The mechanism (or lack thereof)
Finally, I am not aware of any mechanism by which the restriction or elimination of dietary carbohydrate could reduce lifespan.
Carbohydrates are not essential nutrients.
Restricting – or even eliminating – carbohydrates isn’t like giving up an essential vitamin or mineral.
…like vitamin B12, for example…
This is where I think the failure to account for food quality is most unfortunate.
Is the increased rate of mortality in the groups eating fewer carbohydrate a result of carbohydrate deficiency, or is it because they were eating other trash?
The authors acknowledge in their discussion that it likely is not the macronutrient composition of the diet, but rather other nutritional factors, at the root of this association:
“There are several possible explanations for our main findings. Low carbohydrate diets have tended to result in lower intake of vegetables, fruits, and grains and increased intakes of protein from animal sources as observed in the ARIC cohort, which has been associated with higher mortality.
It is likely that different amounts of bioactive dietary components in low carbohydrate versus balanced diets, such as branched-chain amino acids, fatty acids, fibre, phytochemicals, haem iron, and vitamins and minerals are involved.28 Long-term effects of a low carbohydrate diet with typically low plant and increased animal protein and fat consumption have been hypothesised to stimulate inflammatory pathways, biological ageing, and oxidative stress.
On the other end of the spectrum, high carbohydrate diets, which are common in Asian and less economically advantaged nations, tend to be high in refined carbohydrates, such as white rice; these types of diets might reflect poor food quality and confer a chronically high glycaemic load that can lead to negative metabolic consequences.”
None of these nuanced considerations made their way into the news headlines.
What you can do with this information
Do I think this study is totally worthless?
Actually, I kinda do.

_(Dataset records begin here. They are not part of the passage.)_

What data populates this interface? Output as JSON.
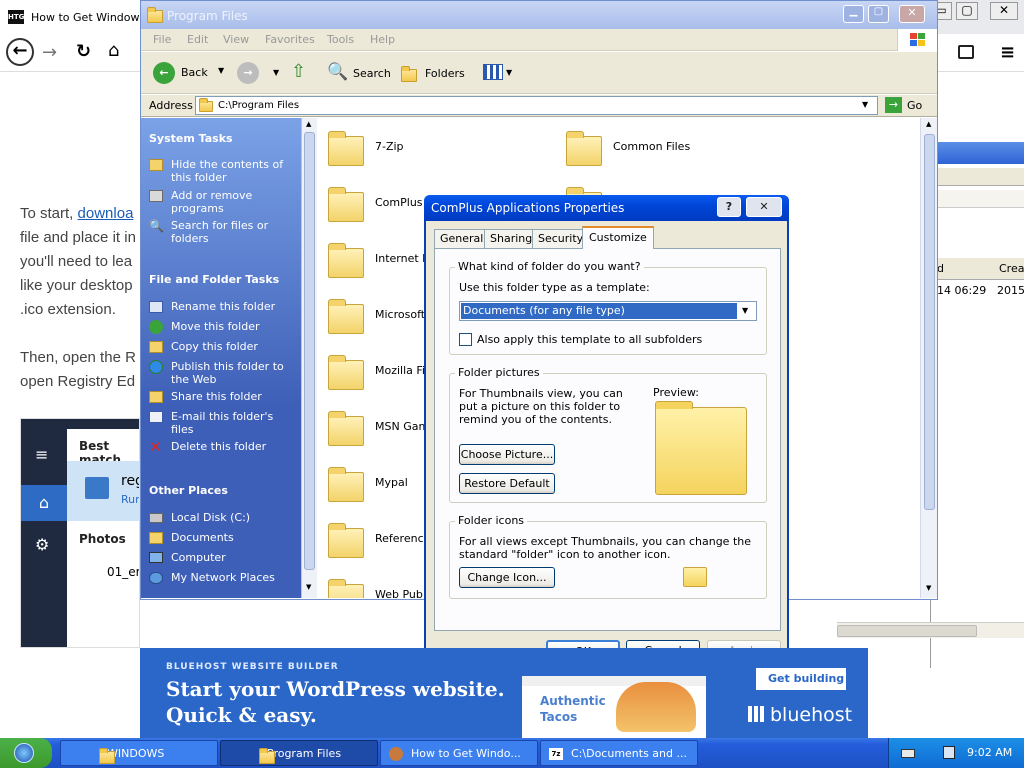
{
  "browser": {
    "tab_title": "How to Get Windows",
    "favicon_text": "HTG"
  },
  "article": {
    "line1_pre": "To start, ",
    "line1_link": "downloa",
    "line2": "file and place it in",
    "line3": "you'll need to lea",
    "line4": "like your desktop",
    "line5": ".ico extension.",
    "line6": "Then, open the R",
    "line7": "open Registry Ed"
  },
  "search_panel": {
    "best_match": "Best match",
    "result_title": "reg",
    "result_sub": "Run",
    "photos": "Photos",
    "photo_item": "01_er"
  },
  "back_window": {
    "col1": "d",
    "col2": "Creat",
    "row_date": "14 06:29",
    "row_year": "2015-"
  },
  "explorer": {
    "title": "Program Files",
    "menu": [
      "File",
      "Edit",
      "View",
      "Favorites",
      "Tools",
      "Help"
    ],
    "toolbar": {
      "back": "Back",
      "search": "Search",
      "folders": "Folders"
    },
    "address_label": "Address",
    "address_value": "C:\\Program Files",
    "go": "Go",
    "system_tasks": {
      "title": "System Tasks",
      "items": [
        "Hide the contents of this folder",
        "Add or remove programs",
        "Search for files or folders"
      ]
    },
    "file_tasks": {
      "title": "File and Folder Tasks",
      "items": [
        "Rename this folder",
        "Move this folder",
        "Copy this folder",
        "Publish this folder to the Web",
        "Share this folder",
        "E-mail this folder's files",
        "Delete this folder"
      ]
    },
    "other_places": {
      "title": "Other Places",
      "items": [
        "Local Disk (C:)",
        "Documents",
        "Computer",
        "My Network Places"
      ]
    },
    "folders_col1": [
      "7-Zip",
      "ComPlus",
      "Internet E",
      "Microsoft",
      "Mozilla Fi",
      "MSN Gam",
      "Mypal",
      "Reference",
      "Web Pub"
    ],
    "folders_col2": [
      "Common Files"
    ]
  },
  "dialog": {
    "title": "ComPlus Applications Properties",
    "tabs": [
      "General",
      "Sharing",
      "Security",
      "Customize"
    ],
    "group1_title": "What kind of folder do you want?",
    "template_label": "Use this folder type as a template:",
    "template_value": "Documents (for any file type)",
    "also_apply": "Also apply this template to all subfolders",
    "group2_title": "Folder pictures",
    "pictures_text": "For Thumbnails view, you can put a picture on this folder to remind you of the contents.",
    "preview_label": "Preview:",
    "choose_picture": "Choose Picture...",
    "restore_default": "Restore Default",
    "group3_title": "Folder icons",
    "icons_text": "For all views except Thumbnails, you can change the standard \"folder\" icon to another icon.",
    "change_icon": "Change Icon...",
    "ok": "OK",
    "cancel": "Cancel",
    "apply": "Apply"
  },
  "ad": {
    "eyebrow": "BLUEHOST WEBSITE BUILDER",
    "headline1": "Start your WordPress website.",
    "headline2": "Quick & easy.",
    "card_line1": "Authentic",
    "card_line2": "Tacos",
    "cta": "Get building",
    "brand": "bluehost"
  },
  "taskbar": {
    "items": [
      "WINDOWS",
      "Program Files",
      "How to Get Windo...",
      "C:\\Documents and ..."
    ],
    "clock": "9:02 AM"
  },
  "colors": {
    "xp_blue": "#0a246a",
    "title_active": "#0054e3",
    "sidebar_blue": "#3e5fb7",
    "taskbar": "#245edb",
    "start_green": "#3c9a2c",
    "ad_blue": "#2a67c9"
  }
}
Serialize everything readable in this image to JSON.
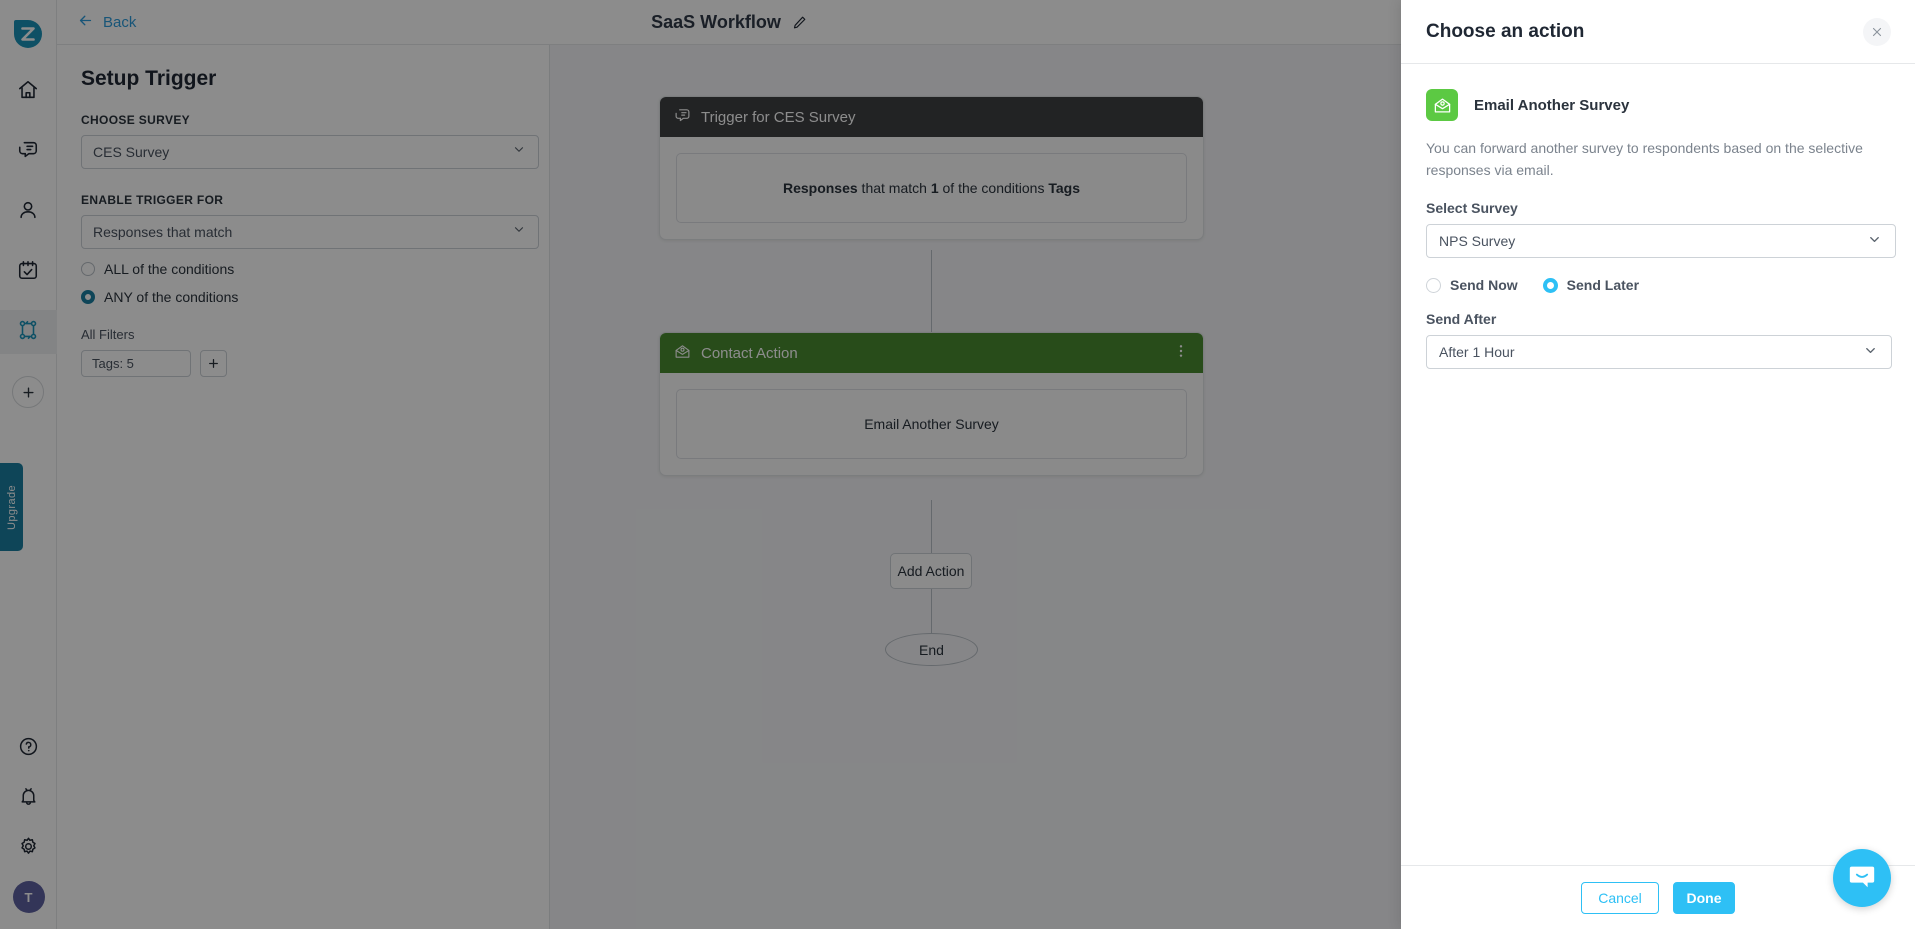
{
  "rail": {
    "logo": "zonka-logo",
    "items": [
      {
        "name": "home",
        "icon": "home-icon",
        "active": false
      },
      {
        "name": "feedback",
        "icon": "chat-icon",
        "active": false
      },
      {
        "name": "contacts",
        "icon": "user-icon",
        "active": false
      },
      {
        "name": "tasks",
        "icon": "calendar-check-icon",
        "active": false
      },
      {
        "name": "workflows",
        "icon": "workflow-icon",
        "active": true
      }
    ],
    "add_label": "+",
    "bottom": [
      {
        "name": "help",
        "icon": "help-circle-icon"
      },
      {
        "name": "notifications",
        "icon": "bell-icon"
      },
      {
        "name": "settings",
        "icon": "gear-icon"
      }
    ],
    "avatar_initial": "T",
    "upgrade_label": "Upgrade"
  },
  "topbar": {
    "back_label": "Back",
    "workflow_title": "SaaS Workflow",
    "edit_icon": "pencil-icon"
  },
  "setup": {
    "title": "Setup Trigger",
    "choose_survey_label": "CHOOSE SURVEY",
    "choose_survey_value": "CES Survey",
    "enable_trigger_label": "ENABLE TRIGGER FOR",
    "enable_trigger_value": "Responses that match",
    "condition_options": [
      {
        "label": "ALL of the conditions",
        "selected": false
      },
      {
        "label": "ANY of the conditions",
        "selected": true
      }
    ],
    "all_filters_label": "All Filters",
    "tag_chip": "Tags: 5",
    "add_filter_label": "+"
  },
  "canvas": {
    "trigger_node": {
      "header": "Trigger for CES Survey",
      "header_icon": "chat-icon",
      "body_parts": [
        "Responses",
        " that match ",
        "1",
        " of the conditions ",
        "Tags"
      ],
      "body_text": "Responses that match 1 of the conditions Tags"
    },
    "action_node": {
      "header": "Contact Action",
      "header_icon": "email-open-icon",
      "menu_icon": "kebab-menu-icon",
      "body_text": "Email Another Survey"
    },
    "add_action_label": "Add Action",
    "end_label": "End"
  },
  "drawer": {
    "title": "Choose an action",
    "close_icon": "close-icon",
    "action_icon": "email-open-icon",
    "action_name": "Email Another Survey",
    "action_description": "You can forward another survey to respondents based on the selective responses via email.",
    "select_survey_label": "Select Survey",
    "select_survey_value": "NPS Survey",
    "send_options": [
      {
        "label": "Send Now",
        "selected": false
      },
      {
        "label": "Send Later",
        "selected": true
      }
    ],
    "send_after_label": "Send After",
    "send_after_value": "After 1 Hour",
    "cancel_label": "Cancel",
    "done_label": "Done"
  },
  "chat": {
    "icon": "chat-smile-icon"
  },
  "colors": {
    "brand": "#1b7fa0",
    "accent": "#2ec0f5",
    "trigger_header": "#3f4043",
    "action_header": "#4a8b30",
    "action_icon_bg": "#5cc943",
    "avatar": "#5d62a0"
  }
}
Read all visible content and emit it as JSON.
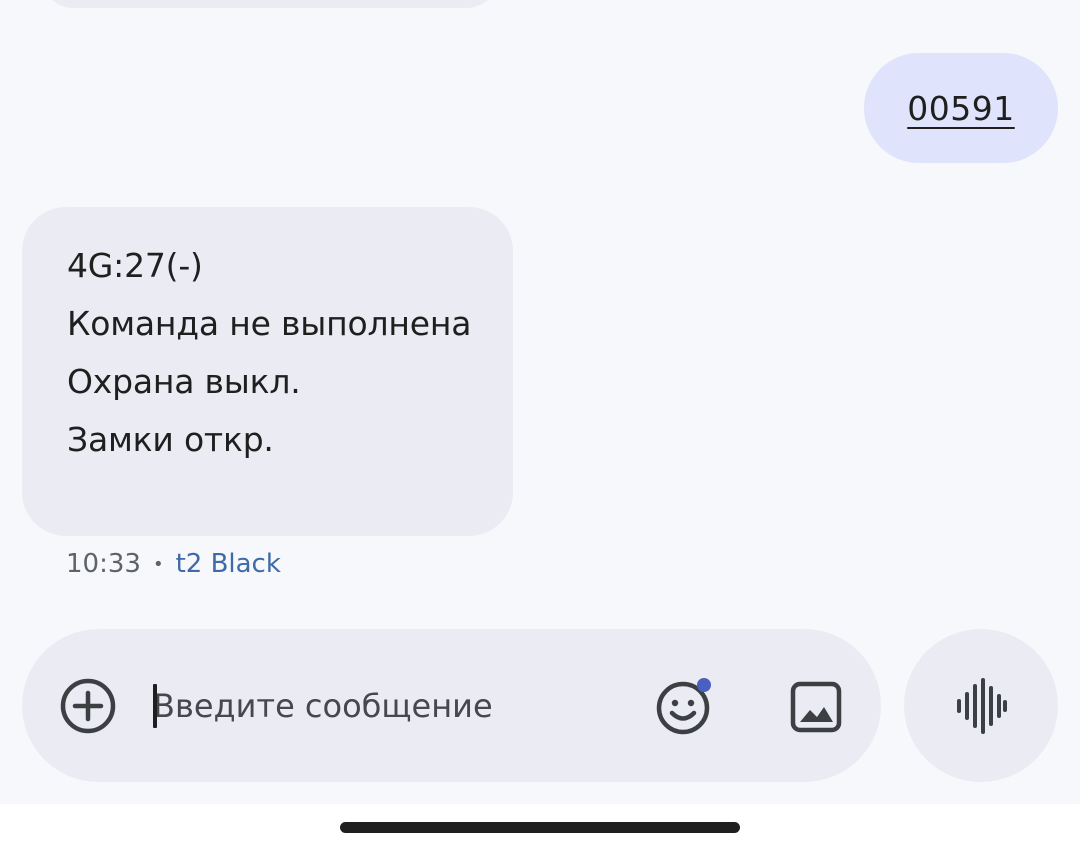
{
  "conversation": {
    "outgoing_message": {
      "text": "00591"
    },
    "incoming_message": {
      "lines": [
        "4G:27(-)",
        "Команда не выполнена",
        "Охрана выкл.",
        "Замки откр."
      ],
      "time": "10:33",
      "separator": "•",
      "sim": "t2 Black"
    }
  },
  "composer": {
    "placeholder": "Введите сообщение",
    "value": ""
  },
  "icons": {
    "attach": "add-circle-icon",
    "emoji": "emoji-icon",
    "gallery": "image-icon",
    "voice": "voice-waveform-icon"
  },
  "colors": {
    "background": "#f6f8fc",
    "incoming_bubble": "#ebebf3",
    "outgoing_bubble": "#dfe3fb",
    "sim_label": "#3f6aa7",
    "notification_dot": "#4a5fc1"
  }
}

I had written that question expecting to follow it up with, “not entirely…”, but I just couldn’t bring myself to do it.
This was an observational study.
The data was based on Food Frequency Questionnaires.
The authors knowingly left several confounding variables unaccounted for.
To be clear, I couldn’t care less how many carbs people eat – some of us do great with a ton of carbs, whereas some of us do great with no carbs at all.
What I do care about, however, are headlines and articles that use scare tactics to discourage us from making changes that might be just what we need to improve our health.
Such headlines serve no purpose other than to get clicks and continue to push the status quo, one-size-fits-all, nutritional advice that’s been failing us for decades.
Stop getting your nutrition advice from the news.
Eat real food.
Find the carbohydrate intake that works best for you.
You’ve got this.